PROBLEM STATEMENT:
Check every line of the data below for the word "suggestion" and say how many have it, without further comment.

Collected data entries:
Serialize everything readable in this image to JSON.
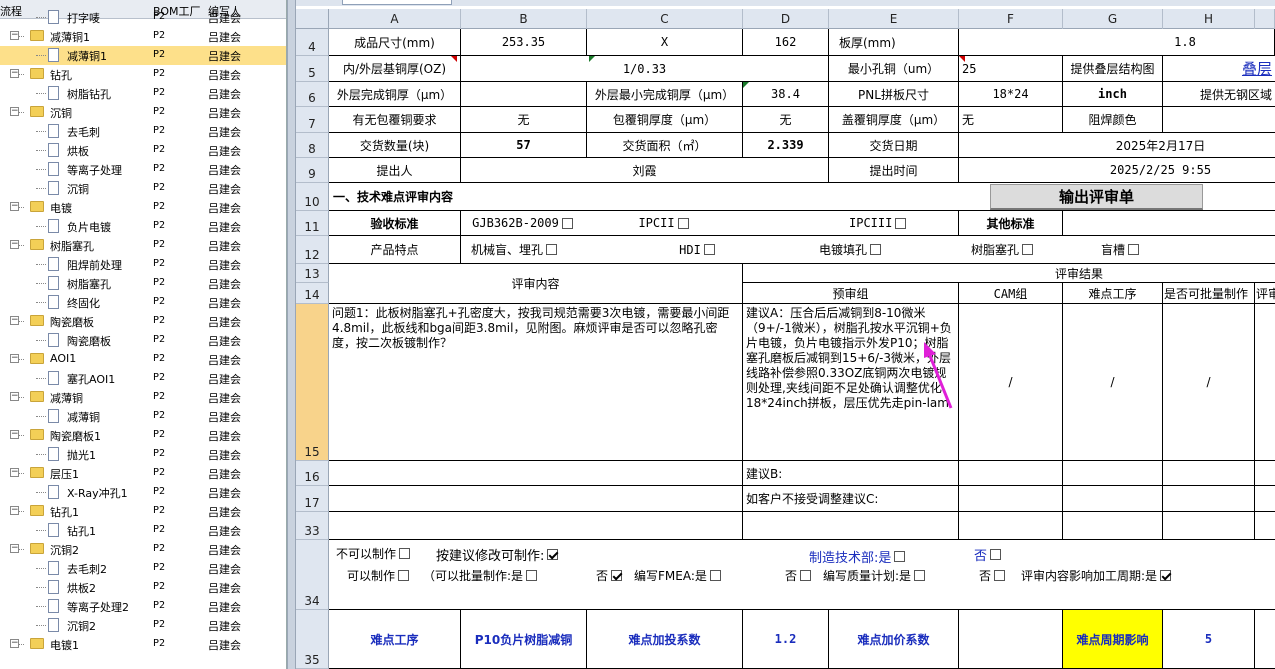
{
  "tree": {
    "columns": [
      "流程",
      "BOM工厂",
      "编写人"
    ],
    "rows": [
      {
        "name": "打字唛",
        "level": 2,
        "bom": "P2",
        "author": "吕建会",
        "toggle": ""
      },
      {
        "name": "减薄铜1",
        "level": 1,
        "bom": "P2",
        "author": "吕建会",
        "toggle": "−"
      },
      {
        "name": "减薄铜1",
        "level": 2,
        "bom": "P2",
        "author": "吕建会",
        "toggle": "",
        "selected": true
      },
      {
        "name": "钻孔",
        "level": 1,
        "bom": "P2",
        "author": "吕建会",
        "toggle": "−"
      },
      {
        "name": "树脂钻孔",
        "level": 2,
        "bom": "P2",
        "author": "吕建会",
        "toggle": ""
      },
      {
        "name": "沉铜",
        "level": 1,
        "bom": "P2",
        "author": "吕建会",
        "toggle": "−"
      },
      {
        "name": "去毛刺",
        "level": 2,
        "bom": "P2",
        "author": "吕建会",
        "toggle": ""
      },
      {
        "name": "烘板",
        "level": 2,
        "bom": "P2",
        "author": "吕建会",
        "toggle": ""
      },
      {
        "name": "等离子处理",
        "level": 2,
        "bom": "P2",
        "author": "吕建会",
        "toggle": ""
      },
      {
        "name": "沉铜",
        "level": 2,
        "bom": "P2",
        "author": "吕建会",
        "toggle": ""
      },
      {
        "name": "电镀",
        "level": 1,
        "bom": "P2",
        "author": "吕建会",
        "toggle": "−"
      },
      {
        "name": "负片电镀",
        "level": 2,
        "bom": "P2",
        "author": "吕建会",
        "toggle": ""
      },
      {
        "name": "树脂塞孔",
        "level": 1,
        "bom": "P2",
        "author": "吕建会",
        "toggle": "−"
      },
      {
        "name": "阻焊前处理",
        "level": 2,
        "bom": "P2",
        "author": "吕建会",
        "toggle": ""
      },
      {
        "name": "树脂塞孔",
        "level": 2,
        "bom": "P2",
        "author": "吕建会",
        "toggle": ""
      },
      {
        "name": "终固化",
        "level": 2,
        "bom": "P2",
        "author": "吕建会",
        "toggle": ""
      },
      {
        "name": "陶瓷磨板",
        "level": 1,
        "bom": "P2",
        "author": "吕建会",
        "toggle": "−"
      },
      {
        "name": "陶瓷磨板",
        "level": 2,
        "bom": "P2",
        "author": "吕建会",
        "toggle": ""
      },
      {
        "name": "AOI1",
        "level": 1,
        "bom": "P2",
        "author": "吕建会",
        "toggle": "−"
      },
      {
        "name": "塞孔AOI1",
        "level": 2,
        "bom": "P2",
        "author": "吕建会",
        "toggle": ""
      },
      {
        "name": "减薄铜",
        "level": 1,
        "bom": "P2",
        "author": "吕建会",
        "toggle": "−"
      },
      {
        "name": "减薄铜",
        "level": 2,
        "bom": "P2",
        "author": "吕建会",
        "toggle": ""
      },
      {
        "name": "陶瓷磨板1",
        "level": 1,
        "bom": "P2",
        "author": "吕建会",
        "toggle": "−"
      },
      {
        "name": "抛光1",
        "level": 2,
        "bom": "P2",
        "author": "吕建会",
        "toggle": ""
      },
      {
        "name": "层压1",
        "level": 1,
        "bom": "P2",
        "author": "吕建会",
        "toggle": "−"
      },
      {
        "name": "X-Ray冲孔1",
        "level": 2,
        "bom": "P2",
        "author": "吕建会",
        "toggle": ""
      },
      {
        "name": "钻孔1",
        "level": 1,
        "bom": "P2",
        "author": "吕建会",
        "toggle": "−"
      },
      {
        "name": "钻孔1",
        "level": 2,
        "bom": "P2",
        "author": "吕建会",
        "toggle": ""
      },
      {
        "name": "沉铜2",
        "level": 1,
        "bom": "P2",
        "author": "吕建会",
        "toggle": "−"
      },
      {
        "name": "去毛刺2",
        "level": 2,
        "bom": "P2",
        "author": "吕建会",
        "toggle": ""
      },
      {
        "name": "烘板2",
        "level": 2,
        "bom": "P2",
        "author": "吕建会",
        "toggle": ""
      },
      {
        "name": "等离子处理2",
        "level": 2,
        "bom": "P2",
        "author": "吕建会",
        "toggle": ""
      },
      {
        "name": "沉铜2",
        "level": 2,
        "bom": "P2",
        "author": "吕建会",
        "toggle": ""
      },
      {
        "name": "电镀1",
        "level": 1,
        "bom": "P2",
        "author": "吕建会",
        "toggle": "−"
      }
    ]
  },
  "sheet": {
    "columns": [
      "A",
      "B",
      "C",
      "D",
      "E",
      "F",
      "G",
      "H"
    ],
    "row_numbers": [
      "4",
      "5",
      "6",
      "7",
      "8",
      "9",
      "10",
      "11",
      "12",
      "13",
      "14",
      "15",
      "16",
      "17",
      "33",
      "34",
      "35"
    ],
    "r4": {
      "a": "成品尺寸(mm)",
      "b": "253.35",
      "c": "X",
      "d": "162",
      "e": "板厚(mm)",
      "h": "1.8"
    },
    "r5": {
      "a": "内/外层基铜厚(OZ)",
      "bc": "1/0.33",
      "e": "最小孔铜（um）",
      "f": "25",
      "g": "提供叠层结构图",
      "h": "叠层"
    },
    "r6": {
      "a": "外层完成铜厚（μm）",
      "c": "外层最小完成铜厚（μm）",
      "d": "38.4",
      "e": "PNL拼板尺寸",
      "f": "18*24",
      "g": "inch",
      "h": "提供无钢区域"
    },
    "r7": {
      "a": "有无包覆铜要求",
      "b": "无",
      "c": "包覆铜厚度（μm）",
      "d": "无",
      "e": "盖覆铜厚度（μm）",
      "f": "无",
      "g": "阻焊颜色"
    },
    "r8": {
      "a": "交货数量(块)",
      "b": "57",
      "c": "交货面积（㎡）",
      "d": "2.339",
      "e": "交货日期",
      "fh": "2025年2月17日"
    },
    "r9": {
      "a": "提出人",
      "bd": "刘霞",
      "e": "提出时间",
      "fh": "2025/2/25 9:55"
    },
    "r10": {
      "title": "一、技术难点评审内容",
      "button": "输出评审单"
    },
    "r11": {
      "a": "验收标准",
      "b": "GJB362B-2009",
      "c": "IPCII",
      "d": "IPCIII",
      "g": "其他标准"
    },
    "r12": {
      "a": "产品特点",
      "b": "机械盲、埋孔",
      "c": "HDI",
      "d": "电镀填孔",
      "f": "树脂塞孔",
      "g": "盲槽"
    },
    "r13": {
      "left": "评审内容",
      "right": "评审结果"
    },
    "r14": {
      "d": "预审组",
      "f": "CAM组",
      "g": "难点工序",
      "h": "是否可批量制作",
      "i": "评审"
    },
    "r15": {
      "question": "问题1：此板树脂塞孔+孔密度大，按我司规范需要3次电镀，需要最小间距4.8mil，此板线和bga间距3.8mil，见附图。麻烦评审是否可以忽略孔密度，按二次板镀制作？",
      "suggestion": "建议A：压合后后减铜到8-10微米（9+/-1微米），树脂孔按水平沉铜+负片电镀，负片电镀指示外发P10；树脂塞孔磨板后减铜到15+6/-3微米，外层线路补偿参照0.33OZ底铜两次电镀规则处理,夹线间距不足处确认调整优化 18*24inch拼板，层压优先走pin-lam",
      "f": "/",
      "g": "/",
      "h": "/"
    },
    "r16": {
      "suggestion": "建议B:"
    },
    "r17": {
      "suggestion": "如客户不接受调整建议C:"
    },
    "r34": {
      "no_make": "不可以制作",
      "modify_make": "按建议修改可制作:",
      "tech_dept": "制造技术部:是",
      "tech_no": "否",
      "can_make": "可以制作",
      "batch": "（可以批量制作:是",
      "no1": "否",
      "fmea": "编写FMEA:是",
      "no2": "否",
      "quality": "编写质量计划:是",
      "no3": "否",
      "cycle": "评审内容影响加工周期:是"
    },
    "r35": {
      "a": "难点工序",
      "b": "P10负片树脂减铜",
      "c": "难点加投系数",
      "d": "1.2",
      "e": "难点加价系数",
      "g": "难点周期影响",
      "h": "5"
    }
  },
  "colors": {
    "header_bg": "#dfe6f0",
    "active_row": "#f8d38b",
    "selected_tree_row": "#fde08a",
    "highlight": "#ffff00",
    "arrow": "#e020d8",
    "blue_text": "#1a2dbd"
  }
}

SOLUTION TO THE EXERCISE:
3